New Friends dance director plans surprising departure from traditional ‘Nutcracker’

Andrea Vazquez-Aguirre, visiting lecturer of dance at Friends University
Andrea Vazquez-Aguirre, visiting lecturer of dance at Friends University Friends University

Friends University’s new director of dance says the school’s annual production of “The Nutcracker” will continue — but with a jazzy twist.

Andrea Vazquez-Aguirre who has danced in professional companies in Mexico and the United States, recently was named visiting lecturer of dance at Friends.

She will take over the ballet program after its founders, Stan and Sharon Rogers, left the university in May.

“To me it’s like, ‘How can I be this link — honoring the tradition that the program has but also leading into some other new paths?” Vazquez-Aguirre said.

“I see myself as a bridge. I don’t want to ignore what happened before, but rather honor that and then keep moving.”

One noticeable change will be this year’s production of “The Nutcracker,” she said, which will feature Duke Ellington’s jazz interpretation of the Tchaikovsky score and contemporary choreography inspired by Jerome Robbins.

“I hope my students will be excited to explore the music and utilize their ballet technique along with other movement vocabulary,” Vazquez-Aguirre said.

The Rogerses, who founded the Friends ballet school together, were known for their annual production of “The Nutcracker” that played to sold-out crowds each holiday season. Stan Rogers choreographed and directed the production for 26 years.

Friends owns the “Nutcracker” sets and costumes, but the show’s choreography “was the intellectual property of our former faculty,” said Ken Stoltzfus, dean of the college of business, arts, sciences and education at Friends.

Vazquez-Aguirre “will bring her own special touch to that, I’m sure,” Stoltzfus said. “And I think that’s great. It would be an opportunity for us to try something new as a university.”

Seven students are enrolled this fall in the Friends dance program, which offers the only four-year ballet degree in Kansas. Vazquez-Aguirre said she plans to hold auditions for the Friends production of “The Nutcracker,” but they have not been scheduled.

Two other local dance companies — Ballet Wichita and Metropolitan Ballet — are planning classic “Nutcracker” productions this year. Ballet Wichita plans a return to traditional ballet after a 2017 production which, under the direction of a New York choreographer Sean McLeod, was billed as “The New Nutcracker.”

New York-based choreographer and director Sean McLeod talks about his reinvention of "The Nutcracker" with Ballet Wichita.

Friends University administrators spent much of the summer interviewing and vetting candidates to lead the dance program, and “Andrea just rose to the top of that process,” Stoltzfus said.

“We just had a strong sense that this is someone with an international presence and reputation, and a strong academic background,” he said.

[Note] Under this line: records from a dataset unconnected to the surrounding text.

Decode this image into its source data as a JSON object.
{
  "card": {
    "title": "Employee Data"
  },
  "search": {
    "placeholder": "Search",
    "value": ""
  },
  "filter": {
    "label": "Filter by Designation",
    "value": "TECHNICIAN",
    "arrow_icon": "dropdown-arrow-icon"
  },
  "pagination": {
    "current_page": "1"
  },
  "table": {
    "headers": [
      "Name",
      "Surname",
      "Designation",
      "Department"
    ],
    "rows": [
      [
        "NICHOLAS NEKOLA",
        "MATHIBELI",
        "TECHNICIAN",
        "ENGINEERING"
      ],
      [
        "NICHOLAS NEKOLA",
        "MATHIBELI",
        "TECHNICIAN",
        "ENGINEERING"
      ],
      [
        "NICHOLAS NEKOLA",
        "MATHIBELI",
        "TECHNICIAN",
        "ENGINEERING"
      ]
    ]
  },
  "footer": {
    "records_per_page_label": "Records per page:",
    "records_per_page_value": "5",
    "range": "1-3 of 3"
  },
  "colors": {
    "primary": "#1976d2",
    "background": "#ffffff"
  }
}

Vazquez-Aguirre, 40, grew up in Mexico City and has a master of fine arts in dance from the State University of New York College at Brockport. She taught at the University of Texas at El Paso and most recently was a visiting assistant professor of dance at Luther College in Decorah, Iowa.

She and her husband, James Kaufmann, a jazz pianist, are co-directors of Another River Interdisciplinary Ensemble.

While she has a passion for modern, contemporary and folk dance traditions, Vazquez-Aguirre said she started as a classical ballet dancer and looks forward to “returning to my roots” at Friends.

“To me, coming back to ballet is absolutely delightful,” she said. “I love the technique, I love the history and the repertoire. So you’ll be seeing ballet but also different works from me and from my students.”

Stoltzfus said Joan Griffing, the new division of fine arts chair at Friends, will work with Vazquez-Aguirre to “chart the course for the future of our ballet program.”

“Ballet is the foundation, and we’re not looking to change that,” he said. “We don’t see the inclusion of other forms of dance as a departure from the foundation, but just to kind of broaden the experience that our students and our community have.”